They collect and hold water at the center of their rosette. This is why you should be careful if you water your Bird's Nest Bromeliad from the top - you need to ensure that there isn't an excessive amount of water pooling there, as this can lead to bacteria growth.
Bird's Nest Bromeliads like to get some bright light, although you should be careful with full midday sunlight in case it's too hot for your plant, which may scorch it. Try diffusing the light somewhat using, for example, a sheer curtain.
If your plant is potted in soil, you need to make sure that it's a very well-draining soil, as Bird's Nest Bromeliads don't like to be waterlogged and they can be susceptible to developing root rot.
Ensure that the environment around your plant is sufficiently humid - as a tropical plant, they love humidity as they're used a rainforest environment.
It's very important to avoid overfertilizing your Bird's Nest Bromeliad, as it's easy to damage the foliage as a result of too much fertilizer. Signs include discoloration (such as yellowing or browning of the leaves), leaf deformation and spots developing on the leaves.
There are around 55 different species of Bird's Nest Bromeliads, although they're all known for their toothy edged, strap-shaped foliage and the rosette formation in which they grow. It's these things that give the Bird's Nest Bromeliad its name, as they're said to look like a typical common bird's nest!
The Bromeliaceae family contains many species - over 3500! One relative of the Bird's Nest Bromeliad is the common pineapple.
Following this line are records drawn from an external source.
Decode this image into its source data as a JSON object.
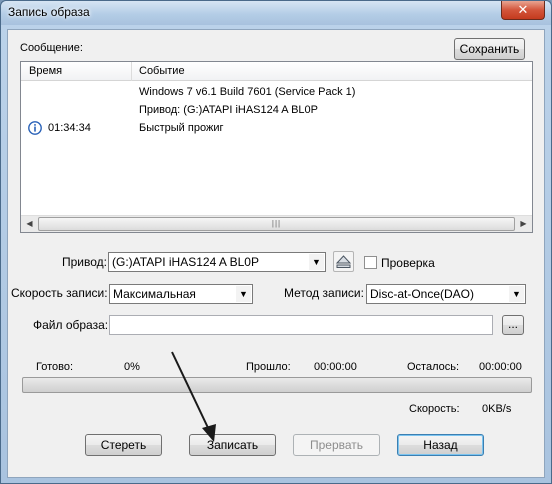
{
  "window": {
    "title": "Запись образа",
    "close_symbol": "✕"
  },
  "log": {
    "label": "Сообщение:",
    "save_button": "Сохранить",
    "columns": [
      "Время",
      "Событие"
    ],
    "rows": [
      {
        "time": "",
        "event": "Windows 7 v6.1 Build 7601 (Service Pack 1)",
        "icon": ""
      },
      {
        "time": "",
        "event": "Привод: (G:)ATAPI  iHAS124  A    BL0P",
        "icon": ""
      },
      {
        "time": "01:34:34",
        "event": "Быстрый прожиг",
        "icon": "info-icon"
      }
    ]
  },
  "drive": {
    "label": "Привод:",
    "value": "(G:)ATAPI  iHAS124  A    BL0P",
    "verify_label": "Проверка",
    "verify_checked": false
  },
  "speed": {
    "label": "Скорость записи:",
    "value": "Максимальная"
  },
  "method": {
    "label": "Метод записи:",
    "value": "Disc-at-Once(DAO)"
  },
  "image_file": {
    "label": "Файл образа:",
    "value": "",
    "browse_label": "..."
  },
  "status": {
    "done_label": "Готово:",
    "done_value": "0%",
    "elapsed_label": "Прошло:",
    "elapsed_value": "00:00:00",
    "remaining_label": "Осталось:",
    "remaining_value": "00:00:00",
    "speed_label": "Скорость:",
    "speed_value": "0KB/s",
    "progress_fraction": 0
  },
  "buttons": {
    "erase": "Стереть",
    "burn": "Записать",
    "abort": "Прервать",
    "back": "Назад"
  },
  "colors": {
    "info_icon": "#2a62b8",
    "default_button_border": "#3c7fb1"
  }
}
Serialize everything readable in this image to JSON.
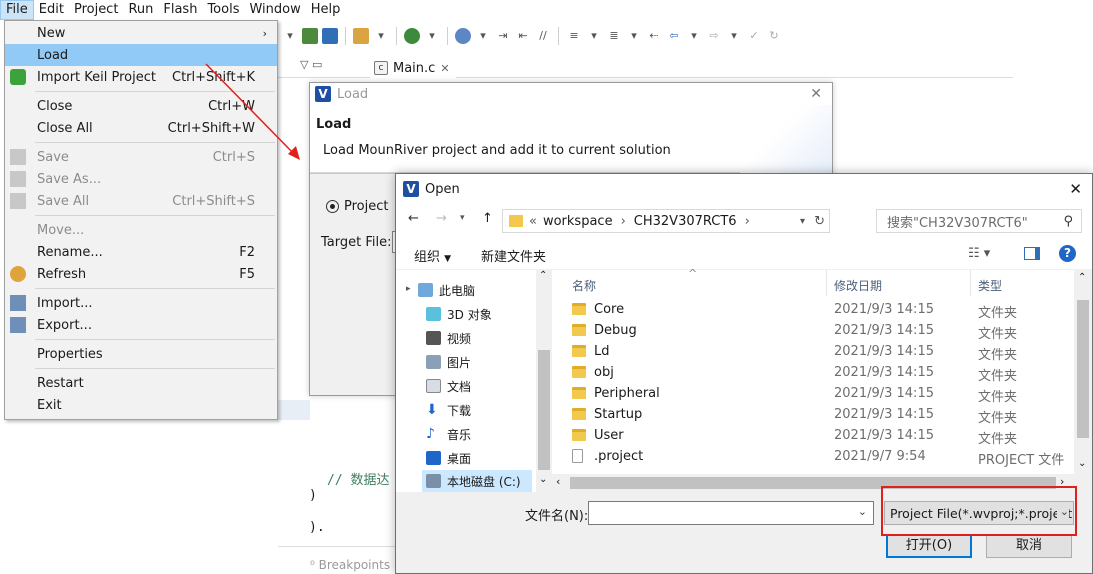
{
  "menubar": [
    "File",
    "Edit",
    "Project",
    "Run",
    "Flash",
    "Tools",
    "Window",
    "Help"
  ],
  "file_menu": {
    "new": "New",
    "load": "Load",
    "import_keil": "Import Keil Project",
    "import_keil_sc": "Ctrl+Shift+K",
    "close": "Close",
    "close_sc": "Ctrl+W",
    "close_all": "Close All",
    "close_all_sc": "Ctrl+Shift+W",
    "save": "Save",
    "save_sc": "Ctrl+S",
    "save_as": "Save As...",
    "save_all": "Save All",
    "save_all_sc": "Ctrl+Shift+S",
    "move": "Move...",
    "rename": "Rename...",
    "rename_sc": "F2",
    "refresh": "Refresh",
    "refresh_sc": "F5",
    "import": "Import...",
    "export": "Export...",
    "properties": "Properties",
    "restart": "Restart",
    "exit": "Exit"
  },
  "editor": {
    "tab": "Main.c",
    "comment": "// 数据达",
    "bottom_tab": "Breakpoints"
  },
  "load_dialog": {
    "title": "Load",
    "heading": "Load",
    "description": "Load MounRiver project and add it to current solution",
    "radio_label": "Project",
    "target_label": "Target File:"
  },
  "open_dialog": {
    "title": "Open",
    "path": [
      "workspace",
      "CH32V307RCT6"
    ],
    "search_placeholder": "搜索\"CH32V307RCT6\"",
    "organize": "组织",
    "new_folder": "新建文件夹",
    "nav": [
      "此电脑",
      "3D 对象",
      "视频",
      "图片",
      "文档",
      "下载",
      "音乐",
      "桌面",
      "本地磁盘 (C:)"
    ],
    "columns": {
      "name": "名称",
      "date": "修改日期",
      "type": "类型"
    },
    "files": [
      {
        "name": "Core",
        "date": "2021/9/3 14:15",
        "type": "文件夹"
      },
      {
        "name": "Debug",
        "date": "2021/9/3 14:15",
        "type": "文件夹"
      },
      {
        "name": "Ld",
        "date": "2021/9/3 14:15",
        "type": "文件夹"
      },
      {
        "name": "obj",
        "date": "2021/9/3 14:15",
        "type": "文件夹"
      },
      {
        "name": "Peripheral",
        "date": "2021/9/3 14:15",
        "type": "文件夹"
      },
      {
        "name": "Startup",
        "date": "2021/9/3 14:15",
        "type": "文件夹"
      },
      {
        "name": "User",
        "date": "2021/9/3 14:15",
        "type": "文件夹"
      },
      {
        "name": ".project",
        "date": "2021/9/7 9:54",
        "type": "PROJECT 文件"
      }
    ],
    "filename_label": "文件名(N):",
    "filename_value": "",
    "filetype": "Project File(*.wvproj;*.project)",
    "open_btn": "打开(O)",
    "cancel_btn": "取消"
  },
  "colors": {
    "accent": "#91c9f7",
    "highlight": "#e0201c",
    "folder": "#f2c94c"
  }
}
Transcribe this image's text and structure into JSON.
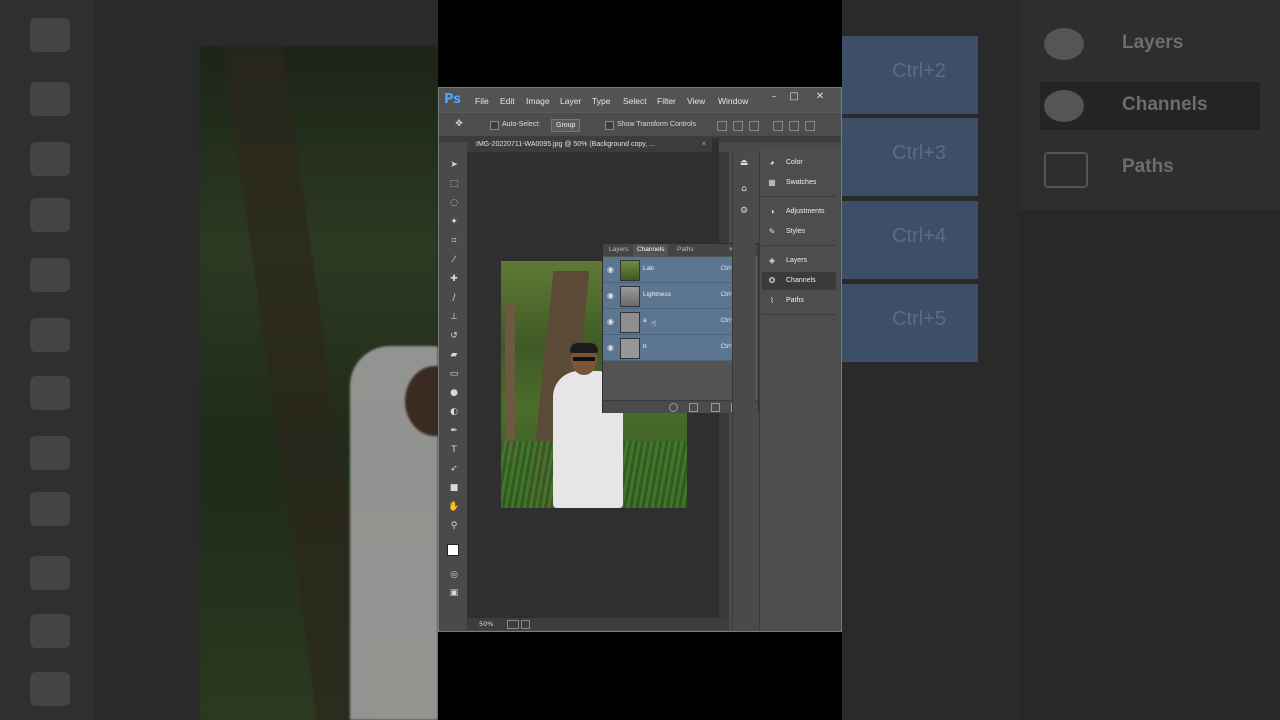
{
  "app": {
    "logo": "Ps"
  },
  "menu": [
    "File",
    "Edit",
    "Image",
    "Layer",
    "Type",
    "Select",
    "Filter",
    "View",
    "Window"
  ],
  "window_controls": {
    "minimize": "–",
    "maximize": "□",
    "close": "✕"
  },
  "options": {
    "auto_select_label": "Auto-Select:",
    "group_value": "Group",
    "transform_label": "Show Transform Controls"
  },
  "document": {
    "tab_title": "IMG-20220711-WA0095.jpg @ 50% (Background copy, ...",
    "close": "×",
    "zoom": "50%"
  },
  "channels_panel": {
    "tabs": [
      "Layers",
      "Channels",
      "Paths"
    ],
    "active_tab": "Channels",
    "rows": [
      {
        "name": "Lab",
        "shortcut": "Ctrl+2"
      },
      {
        "name": "Lightness",
        "shortcut": "Ctrl+3"
      },
      {
        "name": "a",
        "shortcut": "Ctrl+4"
      },
      {
        "name": "b",
        "shortcut": "Ctrl+5"
      }
    ]
  },
  "dock": {
    "items": [
      {
        "label": "Color",
        "icon": "color-icon"
      },
      {
        "label": "Swatches",
        "icon": "swatches-icon"
      },
      {
        "label": "Adjustments",
        "icon": "adjustments-icon"
      },
      {
        "label": "Styles",
        "icon": "styles-icon"
      },
      {
        "label": "Layers",
        "icon": "layers-icon"
      },
      {
        "label": "Channels",
        "icon": "channels-icon",
        "active": true
      },
      {
        "label": "Paths",
        "icon": "paths-icon"
      }
    ]
  },
  "background_right": {
    "shortcuts": [
      "Ctrl+2",
      "Ctrl+3",
      "Ctrl+4",
      "Ctrl+5"
    ],
    "panel_items": [
      "Layers",
      "Channels",
      "Paths"
    ]
  },
  "colors": {
    "accent": "#4ea4ff",
    "selected_row": "#5c7590",
    "ui_bg": "#4a4a4a"
  }
}
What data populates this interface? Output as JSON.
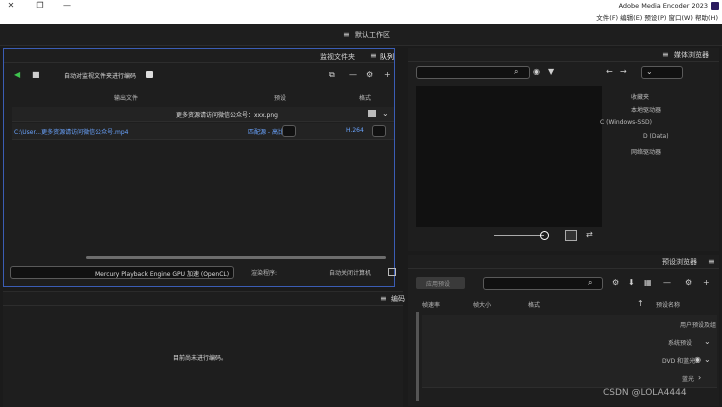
{
  "app": {
    "title": "Adobe Media Encoder 2023",
    "menu": "文件(F)  编辑(E)  预设(P)  窗口(W)  帮助(H)",
    "workspace": "默认工作区"
  },
  "queue": {
    "tabs": [
      "队列",
      "监视文件夹"
    ],
    "auto_encode_label": "自动对监视文件夹进行编码",
    "columns": [
      "格式",
      "预设",
      "输出文件"
    ],
    "group_title": "更多资源请访问微信公众号：xxx.png",
    "item": {
      "format": "H.264",
      "preset": "匹配源 - 高比特率",
      "output": "C:\\User...更多资源请访问微信公众号.mp4"
    },
    "auto_shutdown_label": "自动关闭计算机",
    "renderer_label": "渲染程序:",
    "renderer_value": "Mercury Playback Engine GPU 加速 (OpenCL)"
  },
  "encoding": {
    "title": "编码",
    "empty_message": "目前尚未进行编码。"
  },
  "media_browser": {
    "title": "媒体浏览器",
    "tree": [
      {
        "label": "收藏夹",
        "indent": 0
      },
      {
        "label": "本地驱动器",
        "indent": 0
      },
      {
        "label": "C (Windows-SSD)",
        "indent": 1
      },
      {
        "label": "D (Data)",
        "indent": 1
      },
      {
        "label": "网络驱动器",
        "indent": 0
      }
    ]
  },
  "preset_browser": {
    "title": "预设浏览器",
    "apply_button": "应用预设",
    "columns": [
      "预设名称",
      "格式",
      "帧大小",
      "帧速率"
    ],
    "rows": [
      {
        "label": "用户预设及组"
      },
      {
        "label": "系统预设"
      },
      {
        "label": "DVD 和蓝光"
      },
      {
        "label": "蓝光"
      }
    ]
  },
  "watermark": "CSDN @LOLA4444",
  "colors": {
    "accent": "#3b5db5",
    "green": "#3fc34f",
    "link": "#6aa4ff"
  }
}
Some Bromeliads are terrestrial (meaning that they grow on the ground instead of 'in the air').